Well, off to Chicago he went.
“There’s something to be said for letting players be themselves,” says Cubs president of baseball operations Theo Epstein.
The cutter (or is it a slider?) returned. The Cubs made other mechanical changes too, giving him better balance on the mound, not leaning back to second base so sharply.
“Sometimes guys can’t perform at their best unless their mechanics are true to themselves,” Epstein says. “Turns out he was one of those guys.”
Crazy Jake Arrieta Stats
Now an interlude for the craziest Jake Arrieta fun facts, in easily-readable bullet points:
- Over his last 21 starts, Arrieta has more no-hitters (2) than he has losses (1).
- Over his last 25 starts, the median number of runs Jake Arrieta has given up is 0. ($1, Sam Miller)
- Over his last 32 regular-season starts, which is about a full season, Arrieta has a 1.38 ERA. In the last century, only Walter Johnson (1.27) and Bob Gibson (1.12) had lower ERAs over a full season.Right after Gibson’s feat, Major League Baseball lowered the pitcher’s mound because pitching had become too dominant.
- Over the last 365 days, Arrieta has held opposing hitters to a .175 batting average. In that same span, Arrieta has a .185 batting average as a hitter himself.
- In his final start with the Baltimore Orioles, Arrieta gave up 5 earned runs over 4.2 innings. During one span last year, he went 104 innings in which he only gave up 4 earned runs total.
The PED Speculation
Some national-media types who don’t really watch baseball, let’s say their names rhyme with Grephen A. Grith, want to imply that Arrieta’s success is thanks to performance-enhancing drugs.
It’s not. And that’s all I’ll write in this section.
How Does This Relate to the Pirates?
The larger question is this, and it’s an important one when writing for a site called Pirates Prospects…
When you see the awakening of Jake Arrieta, now age 30, a man who by all accounts always had the talent to be a star pitcher but couldn’t sustain success, what lessons do you take for finding other Arrieta’s?
“It reinforces the power of the change of scenery,” says Epstein. “We do try to identify [those] guys. It’s a powerful phenomenon that can’t be fully explained all the time… a feeling of rebirth that can be really empowering.”

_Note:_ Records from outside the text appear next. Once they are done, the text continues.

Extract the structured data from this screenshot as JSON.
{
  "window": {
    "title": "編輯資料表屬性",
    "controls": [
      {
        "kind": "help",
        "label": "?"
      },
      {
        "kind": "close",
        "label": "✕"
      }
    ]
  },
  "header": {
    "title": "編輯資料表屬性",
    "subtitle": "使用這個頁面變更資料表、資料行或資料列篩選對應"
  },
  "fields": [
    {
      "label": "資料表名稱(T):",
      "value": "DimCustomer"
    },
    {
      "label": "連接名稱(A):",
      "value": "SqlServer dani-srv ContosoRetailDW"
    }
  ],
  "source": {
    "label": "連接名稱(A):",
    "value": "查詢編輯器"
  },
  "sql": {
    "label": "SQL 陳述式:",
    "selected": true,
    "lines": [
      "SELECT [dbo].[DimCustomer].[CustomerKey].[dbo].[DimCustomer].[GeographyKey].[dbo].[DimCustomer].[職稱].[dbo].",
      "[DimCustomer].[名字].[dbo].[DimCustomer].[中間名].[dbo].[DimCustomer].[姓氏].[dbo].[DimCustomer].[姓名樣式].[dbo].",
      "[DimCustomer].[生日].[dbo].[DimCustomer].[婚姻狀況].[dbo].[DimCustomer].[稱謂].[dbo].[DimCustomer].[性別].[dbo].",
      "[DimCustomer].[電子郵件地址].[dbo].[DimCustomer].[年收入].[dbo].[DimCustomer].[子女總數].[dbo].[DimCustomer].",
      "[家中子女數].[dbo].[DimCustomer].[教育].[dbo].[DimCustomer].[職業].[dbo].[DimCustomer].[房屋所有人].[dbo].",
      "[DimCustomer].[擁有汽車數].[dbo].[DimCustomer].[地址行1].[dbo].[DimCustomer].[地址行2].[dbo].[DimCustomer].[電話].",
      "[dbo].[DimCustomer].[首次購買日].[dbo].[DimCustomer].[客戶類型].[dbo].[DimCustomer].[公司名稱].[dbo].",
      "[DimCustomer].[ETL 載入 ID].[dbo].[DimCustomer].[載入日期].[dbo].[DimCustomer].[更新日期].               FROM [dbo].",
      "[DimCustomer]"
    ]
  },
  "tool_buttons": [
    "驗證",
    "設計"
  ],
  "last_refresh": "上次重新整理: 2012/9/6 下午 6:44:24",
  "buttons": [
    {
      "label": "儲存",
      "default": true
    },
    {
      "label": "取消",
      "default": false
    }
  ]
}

I followed up with Epstein, what characteristics can make a change-of-scenery guy successful?
“Belief in one’s self,” he responded.”The ability to handle adversity.”
Sound like new-age nonsense? A hippie-dippie ‘trust yourself’ attitude? Maybe so. But smart baseball dudes believe it.
“As opposed to being a contrived version of himself, he just became original Jake. All of a sudden, it worked,” says Cubs manager Joe Maddon. “A big part of that is your brain.”
“You’re seeing Jake Arrieta, raw.”
“I didn’t want to say ‘in the nude.'”
Neither did I, Joe.
The Pirates have a pair of talented pitchers close to knocking down the big-league door in Tyler Glasnow and Jameson Taillon, along with other prospects like Chad Kuhl, Steven Brault, Trevor Williams, and Nick Kingham. And there’s no reason to suspect they would clash with beloved pitching coach Ray Searage. But we know There’s No Such Thing As A Pitching Prospect, and odds are at least one of the top two gifted guys, and a few of the lower ranked guys, will struggle in the Majors.
The Arrieta example shows talent can find a way, though, when there’s chemistry with coaches and a willingness to put in the work and elbow-grease the problems.
“If they’ve got great stuff, yes,” Zobrist says. “But not everybody has the mindset that he’s got; he’s very meticulous and precise in what he’s trying to do.”
The fastball, the curveball, they were always there, even in Baltimore. The differences are in the mechanics, the addition of that slider/cutter/slutter ($1, Harry Pavlidis) and that newfound ability to locate the pitches in a way that twists hitters up like a pretzel.
One postscript. At the end of a media scrum, I showed Arrieta this Twitter exchange with a “fan” back in 2013.
It was just after Arrieta had given up five walks and five runs over four innings in a home loss to the Dodgers, a game that turned out to be the penultimate start of Arrieta’s Orioles career.
I showed the screenshot to Jake. Did he remember it?
Do you still keep those things in mind, I asked?
“No,” he said. “Not until people bring it up.”
That’s Jake Arrieta. Raw.